[18]        This finding is made keeping in mind that Winchester denied that a partnership exists and said that it was only a sole shareholder who may or may not have received a share of the profits from Madison through dividends.  I appreciate that in Noel Developments Ltd. v. Metro-Can Construction (HS) Ltd., [1999] B.C.J. No. 2974, the plaintiff could not pierce the corporate veil to argue that the contract was actually with the parent company so that the parent could not be made a party to the subsidiary’s contract on the facts of that case.  That, however, was an application for judgment under Rule 18A where the court must weigh the evidence.  The conclusions reached were specific to the facts of that case.  The same can be said for Hayes v. British Columbia Television Broadcasting System Ltd., [1992] B.C.J. No. 2784 and Embrace-Air Inc. (c.o.b. Thiessen Group, an operating division of Embrace-Air Inc.) v. Western Star Trucks Holding Ltd., [2000] B.C.J. No. 386.  While these cases suggest that the plaintiff’s chance for success against Winchester at trial may be low, they do not establish that the plaintiff should be barred from adding Winchester as a defendant on the facts of this case.  I am satisfied that the plaintiff has met the minimal evidential standard required by Rule 15(5)(a)(iii) to link Winchester to it and the claims raised in the action.

[19]        Is it just and convenient in all of the circumstances to join Winchester as a party?  Winchester has argued that there has been a lengthy delay for which the plaintiff has failed to provide sufficient explanation and that Winchester will suffer prejudice through loss of a limitation defence.

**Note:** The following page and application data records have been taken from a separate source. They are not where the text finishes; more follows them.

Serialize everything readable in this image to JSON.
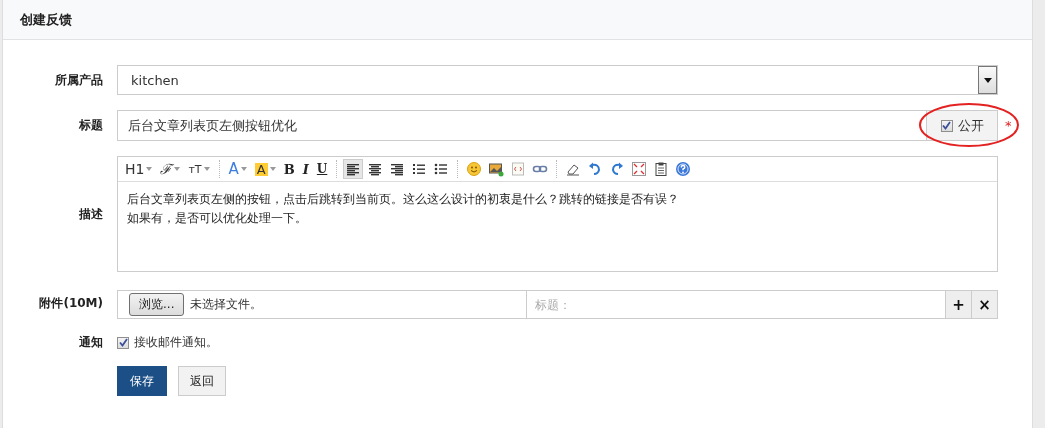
{
  "panel": {
    "title": "创建反馈"
  },
  "product": {
    "label": "所属产品",
    "value": "kitchen"
  },
  "title": {
    "label": "标题",
    "value": "后台文章列表页左侧按钮优化",
    "public_label": "公开",
    "public_checked": true,
    "required_mark": "*",
    "circled": true
  },
  "description": {
    "label": "描述",
    "toolbar": [
      {
        "items": [
          {
            "kind": "heading",
            "label": "H1"
          },
          {
            "kind": "font",
            "label": "ℱ"
          },
          {
            "kind": "size",
            "label": "тT"
          }
        ]
      },
      {
        "items": [
          {
            "kind": "forecolor",
            "label": "A"
          },
          {
            "kind": "backcolor",
            "label": "A"
          },
          {
            "kind": "bold",
            "label": "B"
          },
          {
            "kind": "italic",
            "label": "I"
          },
          {
            "kind": "underline",
            "label": "U"
          }
        ]
      },
      {
        "items": [
          {
            "kind": "alignleft",
            "selected": true
          },
          {
            "kind": "aligncenter",
            "selected": false
          },
          {
            "kind": "alignright",
            "selected": false
          },
          {
            "kind": "orderedlist"
          },
          {
            "kind": "bulletlist"
          }
        ]
      },
      {
        "items": [
          {
            "kind": "emotion"
          },
          {
            "kind": "image"
          },
          {
            "kind": "code"
          },
          {
            "kind": "link"
          }
        ]
      },
      {
        "items": [
          {
            "kind": "eraser"
          },
          {
            "kind": "undo"
          },
          {
            "kind": "redo"
          },
          {
            "kind": "fullscreen"
          },
          {
            "kind": "paste"
          },
          {
            "kind": "help"
          }
        ]
      }
    ],
    "lines": [
      "后台文章列表页左侧的按钮，点击后跳转到当前页。这么这么设计的初衷是什么？跳转的链接是否有误？",
      "如果有，是否可以优化处理一下。"
    ]
  },
  "attachment": {
    "label": "附件(10M)",
    "browse": "浏览...",
    "file_status": "未选择文件。",
    "title_placeholder": "标题：",
    "add": "+",
    "remove": "×"
  },
  "notify": {
    "label": "通知",
    "checked": true,
    "text": "接收邮件通知。"
  },
  "buttons": [
    {
      "kind": "primary",
      "label": "保存"
    },
    {
      "kind": "default",
      "label": "返回"
    }
  ]
}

[20]        Winchester has submitted that the limitation expired within 6 years of the first discovery of water leaks in 1994.  The plaintiff has argued that the limitation period did not begin to run at least until the building envelope report was received on September 14, 1998.

[21]        In The Owners, Strata Plan VR2603 v. PK Property Management Inc. et al., supra at paras. 17-19, Madam Justice Sinclair Prowse considered a very similar situation and decided not to exercise her discretion under the Rule so that she was not satisfied that it would be just and convenient to dismiss the plaintiff’s application on the basis that it would be statute barred.  An application for leave to appeal this decision was dismissed (The Owners, Strata Plan VR2603 v. Bardi et al., 2003 B.C.C.A. 414).

[22]        I, similarly, would not exercise my discretion on the basis of a limitation period in the circumstances here.  No steps were taken between 1994 to 1998 because the claims were under the Polygon warranty.  It was not until the reports in September and December 1998 that a systemic problem was realized.

[23]        Nor will I exercise my discretion because the plaintiff allegedly did nothing further in the action between March 7, 2002 to March 2003.  This delay was adequately explained in waiting for correction of the effect of the Jefferson decision.  The second delay, from March 2003 to May 2004, was due to the continued corporate searches to determine the relationship between Winchester and the corporate defendants.  Although Winchester says that this relationship should have been known sooner through due diligence, it was not.  The delay is approximately fourteen months from the initial corporate search to the filing of the application.  There are no specific reasons given for this delay.  However, this is not fatal (The Owners, Strata Plan LMS 989 v. Port Coquitlam (City of) et al., 2003 B.C.S.C. 1398 at para. 23).  Considering all of the circumstances, I do not find that Winchester has been prejudiced by the delay.

[24]        The plaintiff is at liberty to add Winchester Investments Ltd. and John Doe Ten as defendants to this proceeding and be granted leave to amend the Writ of Summons as set out in the materials.  Costs of this application as against Winchester shall be in the cause against Winchester.

“J.R. Dillon, J.”
The Honourable Madam Justice J.R. Dillon